|Prevalence||N = 5||N = 7||N = 10||N = 15||N = 20||N = 30||N = 50|
|0.15||0.56||0.68||0.8||0.91||0.96||> 0.99||> 0.99|
|0.20||0.67||0.79||0.89||0.96||0.99||> 0.99||> 0.99|
|0.25||0.76||0.87||0.94||0.99||> 0.99||> 0.99||> 0.99|
|0.30||0.83||0.92||0.97||> 0.99||> 0.99||> 0.99||> 0.99|
When prevalence is low, higher sample size is required to reach sufficient power. I.e. for a prevalence of 0.2, even 10 interviews
(N = 10) is sufficient to reach a power value of 0.89. However, for a prevalence of 0.05, with 10 interviews (N = 10) the power will remain at 0.4, leading to a type II error. According to reference 103.
Does big sample size always increase the impact of a study?
While larger sample size may provide researchers with great opportunities, it may create problems in interpretation of statistical significance and clinical impact. Especially in studies with big sample sizes, it is critically important for the researchers not to rely only on the magnitude of the regression (or correlation) coefficient, and the P value. The study results should be evaluated together with the effect size, study efficiencies (i.e. basic research, clinical laboratory, and clinical studies) and confidence interval levels. Monte Carlo simulations could be utilized for statistical evaluations of the big data results (18, 104).
As a result, sample size estimation is a critical step for scientific studies and may show significant differences according to research types. It is important that sample size estimation is planned ahead of the study, and may be performed through various routes:
If a similar previous study is available, or preliminary results of the current study are present, their results may be used for sample size estimations via the websites and software mentioned in Table 1 and Table 2. Some of these software may also be used to calculate effect size and power.
If the magnitude of the measurand variation that is required for a substantial clinical effect is available (i.e. significant change is 0.51 mmol/L for cholesterol, 26.5 mmol/L for creatinine, etc.), it may be used for sample size estimation (Figure 7). Presence of Total Allowable Error, constant and critical differences, biological variations, reference change value (RCV), etc. will further aid in sample size estimation process. Free software (especially G-Power) and web sites presented on Table 2 will facilitate calculations.

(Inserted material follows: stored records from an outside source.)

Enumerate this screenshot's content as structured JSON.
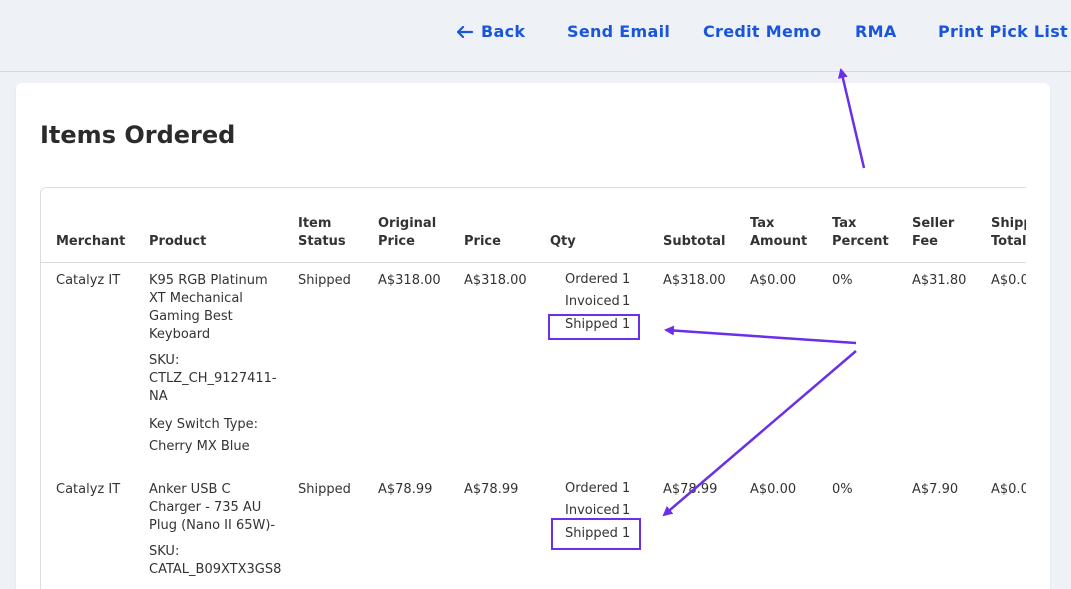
{
  "nav": {
    "back": "Back",
    "send_email": "Send Email",
    "credit_memo": "Credit Memo",
    "rma": "RMA",
    "print_pick_list": "Print Pick List"
  },
  "card": {
    "title": "Items Ordered"
  },
  "columns": {
    "merchant": "Merchant",
    "product": "Product",
    "item_status_1": "Item",
    "item_status_2": "Status",
    "original_price_1": "Original",
    "original_price_2": "Price",
    "price": "Price",
    "qty": "Qty",
    "subtotal": "Subtotal",
    "tax_amount_1": "Tax",
    "tax_amount_2": "Amount",
    "tax_percent_1": "Tax",
    "tax_percent_2": "Percent",
    "seller_fee_1": "Seller",
    "seller_fee_2": "Fee",
    "shipping_total_1": "Shipp",
    "shipping_total_2": "Total"
  },
  "rows": [
    {
      "merchant": "Catalyz IT",
      "product_lines": [
        "K95 RGB Platinum",
        "XT Mechanical",
        "Gaming Best",
        "Keyboard"
      ],
      "sku_label": "SKU:",
      "sku_lines": [
        "CTLZ_CH_9127411-",
        "NA"
      ],
      "option_label": "Key Switch Type:",
      "option_value": "Cherry MX Blue",
      "status": "Shipped",
      "original_price": "A$318.00",
      "price": "A$318.00",
      "qty_ordered_label": "Ordered",
      "qty_ordered": "1",
      "qty_invoiced_label": "Invoiced",
      "qty_invoiced": "1",
      "qty_shipped_label": "Shipped",
      "qty_shipped": "1",
      "subtotal": "A$318.00",
      "tax_amount": "A$0.00",
      "tax_percent": "0%",
      "seller_fee": "A$31.80",
      "shipping_total": "A$0.0("
    },
    {
      "merchant": "Catalyz IT",
      "product_lines": [
        "Anker USB C",
        "Charger - 735 AU",
        "Plug (Nano II 65W)-"
      ],
      "sku_label": "SKU:",
      "sku_lines": [
        "CATAL_B09XTX3GS8"
      ],
      "status": "Shipped",
      "original_price": "A$78.99",
      "price": "A$78.99",
      "qty_ordered_label": "Ordered",
      "qty_ordered": "1",
      "qty_invoiced_label": "Invoiced",
      "qty_invoiced": "1",
      "qty_shipped_label": "Shipped",
      "qty_shipped": "1",
      "subtotal": "A$78.99",
      "tax_amount": "A$0.00",
      "tax_percent": "0%",
      "seller_fee": "A$7.90",
      "shipping_total": "A$0.0("
    }
  ],
  "colors": {
    "accent": "#1a56db",
    "annotation": "#6a2fe8"
  },
  "icons": {
    "back": "arrow-left-icon"
  }
}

If effect size can be calculated by a preliminary study, sample size estimations may be performed using the effect size (via G-Power, Table 4, etc.)

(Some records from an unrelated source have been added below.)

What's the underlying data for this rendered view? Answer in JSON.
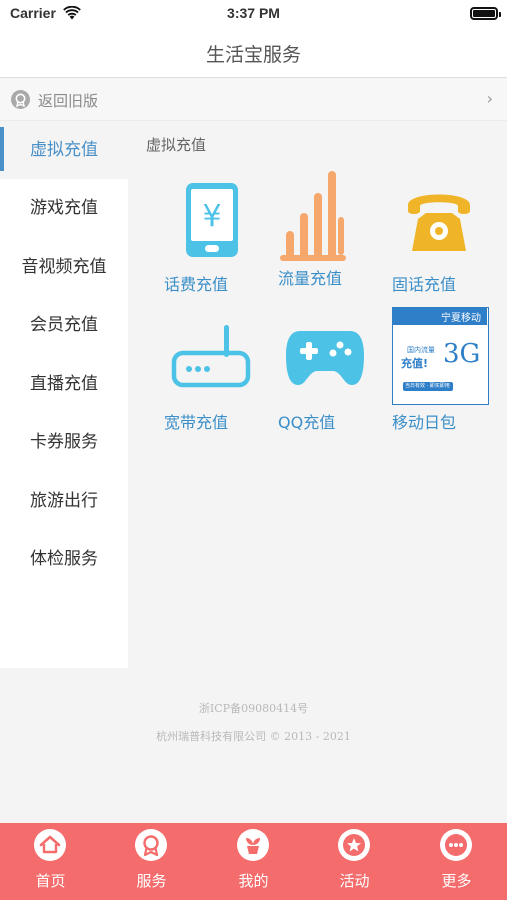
{
  "status_bar": {
    "carrier": "Carrier",
    "time": "3:37 PM"
  },
  "nav": {
    "title": "生活宝服务"
  },
  "back_row": {
    "label": "返回旧版",
    "chevron": "›"
  },
  "sidebar": {
    "items": [
      {
        "label": "虚拟充值",
        "active": true
      },
      {
        "label": "游戏充值"
      },
      {
        "label": "音视频充值"
      },
      {
        "label": "会员充值"
      },
      {
        "label": "直播充值"
      },
      {
        "label": "卡券服务"
      },
      {
        "label": "旅游出行"
      },
      {
        "label": "体检服务"
      }
    ]
  },
  "content": {
    "section_title": "虚拟充值",
    "tiles": [
      {
        "label": "话费充值",
        "icon": "phone-bill-icon"
      },
      {
        "label": "流量充值",
        "icon": "bar-chart-icon"
      },
      {
        "label": "固话充值",
        "icon": "telephone-icon"
      },
      {
        "label": "宽带充值",
        "icon": "router-icon"
      },
      {
        "label": "QQ充值",
        "icon": "gamepad-icon"
      },
      {
        "label": "移动日包",
        "icon": "mobile-daily-pack-card"
      }
    ],
    "card": {
      "header": "宁夏移动",
      "line1": "国内流量",
      "line2": "充值!",
      "big": "3G",
      "footer": "当日有效 · 即买即用"
    }
  },
  "footer": {
    "icp": "浙ICP备09080414号",
    "company": "杭州瑞普科技有限公司 © 2013 - 2021"
  },
  "tabbar": {
    "tabs": [
      {
        "label": "首页",
        "icon": "home-icon"
      },
      {
        "label": "服务",
        "icon": "service-icon"
      },
      {
        "label": "我的",
        "icon": "plant-icon"
      },
      {
        "label": "活动",
        "icon": "star-icon"
      },
      {
        "label": "更多",
        "icon": "more-icon"
      }
    ]
  },
  "colors": {
    "accent_blue": "#4a90c8",
    "tabbar_red": "#f46c6c",
    "icon_cyan": "#4cc2e6",
    "icon_orange": "#f6a86c",
    "icon_yellow": "#f0b428"
  }
}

In the absence of a previous study, if a preliminary study cannot be performed, an effect size may be initially estimated and be used for sample size estimations
If none of the above is available or possible, relevant literature may be used for sample size estimation.

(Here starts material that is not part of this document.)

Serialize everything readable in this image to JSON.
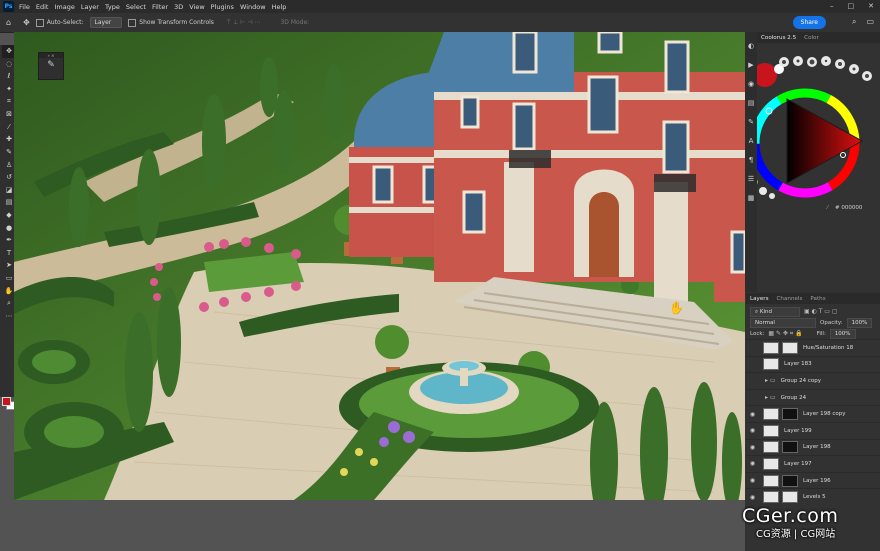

Sample size estimations may be rather complex, requiring advanced knowledge and experience. In order to properly appreciate the concept and perform precise size estimation, one should comprehend properties of different study techniques and relevant statistics to certain extend. To assist researchers in different fields, we aimed to compile useful guidelines, references and practical software for calculating sample size and effect size in various study types. Sample size estimation and the relationship between P value and effect size are key points for comprehension and evaluation of biological studies. Evaluation of statistical significance together with the effect size is critical for both basic science, and clinical and laboratory studies. Therefore, effect size and confidence intervals should definitely be provided and its impact on the laboratory/clinical results should be discussed thoroughly.